(Stored items from a collection)
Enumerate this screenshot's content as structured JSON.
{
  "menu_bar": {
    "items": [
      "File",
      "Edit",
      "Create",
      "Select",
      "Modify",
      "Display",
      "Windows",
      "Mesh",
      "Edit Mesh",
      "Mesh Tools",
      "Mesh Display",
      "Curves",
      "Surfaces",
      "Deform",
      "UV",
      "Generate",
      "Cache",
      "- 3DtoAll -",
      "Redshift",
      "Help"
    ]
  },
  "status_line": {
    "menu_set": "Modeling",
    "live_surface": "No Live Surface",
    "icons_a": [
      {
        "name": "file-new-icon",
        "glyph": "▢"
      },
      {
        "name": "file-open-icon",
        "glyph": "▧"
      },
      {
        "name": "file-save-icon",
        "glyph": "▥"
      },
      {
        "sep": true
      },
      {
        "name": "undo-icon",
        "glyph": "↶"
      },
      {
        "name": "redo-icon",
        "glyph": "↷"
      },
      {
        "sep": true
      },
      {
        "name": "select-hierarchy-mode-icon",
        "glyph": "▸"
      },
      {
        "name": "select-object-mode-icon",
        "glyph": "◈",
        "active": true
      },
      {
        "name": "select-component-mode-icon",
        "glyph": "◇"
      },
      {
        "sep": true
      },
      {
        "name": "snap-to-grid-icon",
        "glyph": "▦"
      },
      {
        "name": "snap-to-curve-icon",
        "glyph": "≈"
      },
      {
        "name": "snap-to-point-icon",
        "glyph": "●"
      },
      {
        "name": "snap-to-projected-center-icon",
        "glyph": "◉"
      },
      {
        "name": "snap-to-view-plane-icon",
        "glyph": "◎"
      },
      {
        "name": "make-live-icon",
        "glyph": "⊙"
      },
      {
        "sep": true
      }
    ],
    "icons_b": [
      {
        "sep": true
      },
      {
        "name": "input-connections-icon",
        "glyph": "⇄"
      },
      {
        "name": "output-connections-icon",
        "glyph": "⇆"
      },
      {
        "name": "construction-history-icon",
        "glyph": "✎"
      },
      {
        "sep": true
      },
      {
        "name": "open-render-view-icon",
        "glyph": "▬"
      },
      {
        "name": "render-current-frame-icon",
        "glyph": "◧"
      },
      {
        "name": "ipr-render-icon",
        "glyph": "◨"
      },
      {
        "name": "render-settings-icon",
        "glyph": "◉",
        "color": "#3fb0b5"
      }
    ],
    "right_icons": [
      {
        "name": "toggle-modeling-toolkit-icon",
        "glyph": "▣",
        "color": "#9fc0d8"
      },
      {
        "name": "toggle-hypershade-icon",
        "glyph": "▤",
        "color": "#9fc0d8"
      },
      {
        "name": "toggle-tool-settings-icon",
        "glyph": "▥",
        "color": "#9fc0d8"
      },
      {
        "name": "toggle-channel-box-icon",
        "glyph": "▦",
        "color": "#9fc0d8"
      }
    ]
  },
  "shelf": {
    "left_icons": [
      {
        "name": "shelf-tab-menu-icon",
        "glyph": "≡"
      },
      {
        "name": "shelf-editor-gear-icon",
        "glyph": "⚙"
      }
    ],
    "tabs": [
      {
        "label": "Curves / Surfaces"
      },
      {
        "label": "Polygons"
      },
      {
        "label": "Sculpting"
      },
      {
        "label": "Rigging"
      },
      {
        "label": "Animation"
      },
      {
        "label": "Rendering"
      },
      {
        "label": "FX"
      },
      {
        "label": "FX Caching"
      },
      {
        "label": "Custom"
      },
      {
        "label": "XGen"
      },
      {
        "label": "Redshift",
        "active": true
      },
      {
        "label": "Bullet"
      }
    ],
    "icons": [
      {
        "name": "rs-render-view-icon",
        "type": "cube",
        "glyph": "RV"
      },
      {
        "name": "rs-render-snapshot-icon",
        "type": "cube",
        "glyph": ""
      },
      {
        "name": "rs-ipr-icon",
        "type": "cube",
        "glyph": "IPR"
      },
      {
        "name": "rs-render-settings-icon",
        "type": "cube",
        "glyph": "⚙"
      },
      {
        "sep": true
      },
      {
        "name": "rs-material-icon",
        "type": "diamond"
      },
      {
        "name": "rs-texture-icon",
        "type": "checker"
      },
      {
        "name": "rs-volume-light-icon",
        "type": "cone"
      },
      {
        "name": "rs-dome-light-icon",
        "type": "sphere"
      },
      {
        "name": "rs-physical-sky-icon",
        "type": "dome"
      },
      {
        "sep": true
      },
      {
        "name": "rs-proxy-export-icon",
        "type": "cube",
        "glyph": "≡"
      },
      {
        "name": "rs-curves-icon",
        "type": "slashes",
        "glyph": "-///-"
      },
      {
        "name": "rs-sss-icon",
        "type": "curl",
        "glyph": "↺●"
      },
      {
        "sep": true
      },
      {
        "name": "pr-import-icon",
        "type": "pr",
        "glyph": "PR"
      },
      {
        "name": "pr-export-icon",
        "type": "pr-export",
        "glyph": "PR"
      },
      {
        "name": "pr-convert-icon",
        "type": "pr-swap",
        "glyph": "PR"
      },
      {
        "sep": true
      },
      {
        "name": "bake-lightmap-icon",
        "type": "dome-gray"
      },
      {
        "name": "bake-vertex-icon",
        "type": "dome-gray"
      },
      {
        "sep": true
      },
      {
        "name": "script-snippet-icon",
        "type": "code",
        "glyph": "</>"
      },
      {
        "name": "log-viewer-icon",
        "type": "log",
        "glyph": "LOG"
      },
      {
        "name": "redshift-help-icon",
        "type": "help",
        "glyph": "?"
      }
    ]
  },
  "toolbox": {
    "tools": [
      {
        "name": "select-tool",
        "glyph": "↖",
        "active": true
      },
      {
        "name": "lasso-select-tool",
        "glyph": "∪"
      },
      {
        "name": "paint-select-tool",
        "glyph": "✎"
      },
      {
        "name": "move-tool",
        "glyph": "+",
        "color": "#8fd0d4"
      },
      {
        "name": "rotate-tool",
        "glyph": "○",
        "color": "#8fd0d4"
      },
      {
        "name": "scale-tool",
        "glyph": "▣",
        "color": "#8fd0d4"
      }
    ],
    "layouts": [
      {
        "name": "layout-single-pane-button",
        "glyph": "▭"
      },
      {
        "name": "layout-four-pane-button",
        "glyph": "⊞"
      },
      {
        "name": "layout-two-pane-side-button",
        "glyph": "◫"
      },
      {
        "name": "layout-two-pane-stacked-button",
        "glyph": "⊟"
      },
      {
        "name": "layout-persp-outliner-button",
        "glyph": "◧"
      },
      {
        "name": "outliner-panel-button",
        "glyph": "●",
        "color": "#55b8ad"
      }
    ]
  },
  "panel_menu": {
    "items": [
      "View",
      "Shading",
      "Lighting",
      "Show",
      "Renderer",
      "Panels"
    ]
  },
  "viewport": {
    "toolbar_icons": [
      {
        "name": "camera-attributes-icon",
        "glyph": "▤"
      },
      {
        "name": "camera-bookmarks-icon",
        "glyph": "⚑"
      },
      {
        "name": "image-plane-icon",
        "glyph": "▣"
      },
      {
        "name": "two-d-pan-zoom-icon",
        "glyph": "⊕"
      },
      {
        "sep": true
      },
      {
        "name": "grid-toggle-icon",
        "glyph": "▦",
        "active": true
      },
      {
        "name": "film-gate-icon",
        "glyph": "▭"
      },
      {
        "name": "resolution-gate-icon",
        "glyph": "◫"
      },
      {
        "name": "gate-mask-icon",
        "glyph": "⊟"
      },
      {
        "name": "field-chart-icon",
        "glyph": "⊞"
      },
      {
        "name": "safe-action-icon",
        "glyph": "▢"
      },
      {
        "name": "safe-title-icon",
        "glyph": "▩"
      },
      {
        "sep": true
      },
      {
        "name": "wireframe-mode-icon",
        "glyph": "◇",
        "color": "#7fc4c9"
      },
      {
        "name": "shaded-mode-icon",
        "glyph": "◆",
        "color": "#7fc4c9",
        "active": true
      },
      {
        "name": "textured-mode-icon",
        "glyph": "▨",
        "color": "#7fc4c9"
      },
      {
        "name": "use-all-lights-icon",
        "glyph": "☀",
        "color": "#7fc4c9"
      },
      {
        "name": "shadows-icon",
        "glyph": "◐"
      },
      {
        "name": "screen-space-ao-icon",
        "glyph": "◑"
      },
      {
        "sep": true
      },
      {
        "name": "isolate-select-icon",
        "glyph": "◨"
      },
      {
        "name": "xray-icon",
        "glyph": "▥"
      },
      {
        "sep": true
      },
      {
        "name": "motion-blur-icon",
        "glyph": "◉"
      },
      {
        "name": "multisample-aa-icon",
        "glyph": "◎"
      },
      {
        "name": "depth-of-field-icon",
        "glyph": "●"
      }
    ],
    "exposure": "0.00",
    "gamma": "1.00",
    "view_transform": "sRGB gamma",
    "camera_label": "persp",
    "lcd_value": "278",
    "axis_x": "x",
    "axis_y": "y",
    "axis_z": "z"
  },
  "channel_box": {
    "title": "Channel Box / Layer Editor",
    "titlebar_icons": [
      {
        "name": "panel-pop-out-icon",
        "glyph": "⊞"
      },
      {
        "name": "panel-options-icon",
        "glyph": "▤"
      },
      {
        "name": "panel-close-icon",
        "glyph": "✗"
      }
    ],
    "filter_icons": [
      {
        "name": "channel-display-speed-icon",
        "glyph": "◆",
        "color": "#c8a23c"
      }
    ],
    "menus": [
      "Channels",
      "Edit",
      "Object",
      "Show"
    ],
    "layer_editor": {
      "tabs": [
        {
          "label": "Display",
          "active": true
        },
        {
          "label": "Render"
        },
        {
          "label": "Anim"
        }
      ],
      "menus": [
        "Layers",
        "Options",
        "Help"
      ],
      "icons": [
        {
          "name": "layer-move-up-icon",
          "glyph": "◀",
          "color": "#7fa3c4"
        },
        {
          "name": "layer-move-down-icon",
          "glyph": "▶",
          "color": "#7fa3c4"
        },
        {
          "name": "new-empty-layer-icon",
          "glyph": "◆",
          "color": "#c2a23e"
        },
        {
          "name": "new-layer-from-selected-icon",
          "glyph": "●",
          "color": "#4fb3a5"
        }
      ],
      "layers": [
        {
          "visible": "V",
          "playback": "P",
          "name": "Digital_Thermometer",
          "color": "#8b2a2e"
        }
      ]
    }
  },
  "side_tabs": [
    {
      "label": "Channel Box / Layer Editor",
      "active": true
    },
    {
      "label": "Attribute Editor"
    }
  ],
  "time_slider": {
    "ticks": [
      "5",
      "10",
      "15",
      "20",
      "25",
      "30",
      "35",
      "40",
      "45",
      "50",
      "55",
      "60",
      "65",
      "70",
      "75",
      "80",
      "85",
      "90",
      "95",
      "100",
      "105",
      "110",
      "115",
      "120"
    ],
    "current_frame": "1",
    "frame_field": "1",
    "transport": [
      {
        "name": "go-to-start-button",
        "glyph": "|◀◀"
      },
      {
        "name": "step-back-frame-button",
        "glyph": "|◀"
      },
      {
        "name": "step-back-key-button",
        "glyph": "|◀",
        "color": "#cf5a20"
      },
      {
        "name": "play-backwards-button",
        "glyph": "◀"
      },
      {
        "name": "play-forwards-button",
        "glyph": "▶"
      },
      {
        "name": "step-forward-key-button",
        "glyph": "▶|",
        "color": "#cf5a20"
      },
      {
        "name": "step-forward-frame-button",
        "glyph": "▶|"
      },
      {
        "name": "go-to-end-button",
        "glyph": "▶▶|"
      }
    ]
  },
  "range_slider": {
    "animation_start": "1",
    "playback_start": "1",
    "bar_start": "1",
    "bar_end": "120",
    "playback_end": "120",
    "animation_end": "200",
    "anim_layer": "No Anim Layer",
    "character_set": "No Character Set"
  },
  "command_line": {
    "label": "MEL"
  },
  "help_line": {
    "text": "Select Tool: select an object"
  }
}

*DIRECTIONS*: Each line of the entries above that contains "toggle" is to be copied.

*RESULT*:
        "name": "toggle-modeling-toolkit-icon",
        "name": "toggle-hypershade-icon",
        "name": "toggle-tool-settings-icon",
        "name": "toggle-channel-box-icon",
        "name": "grid-toggle-icon",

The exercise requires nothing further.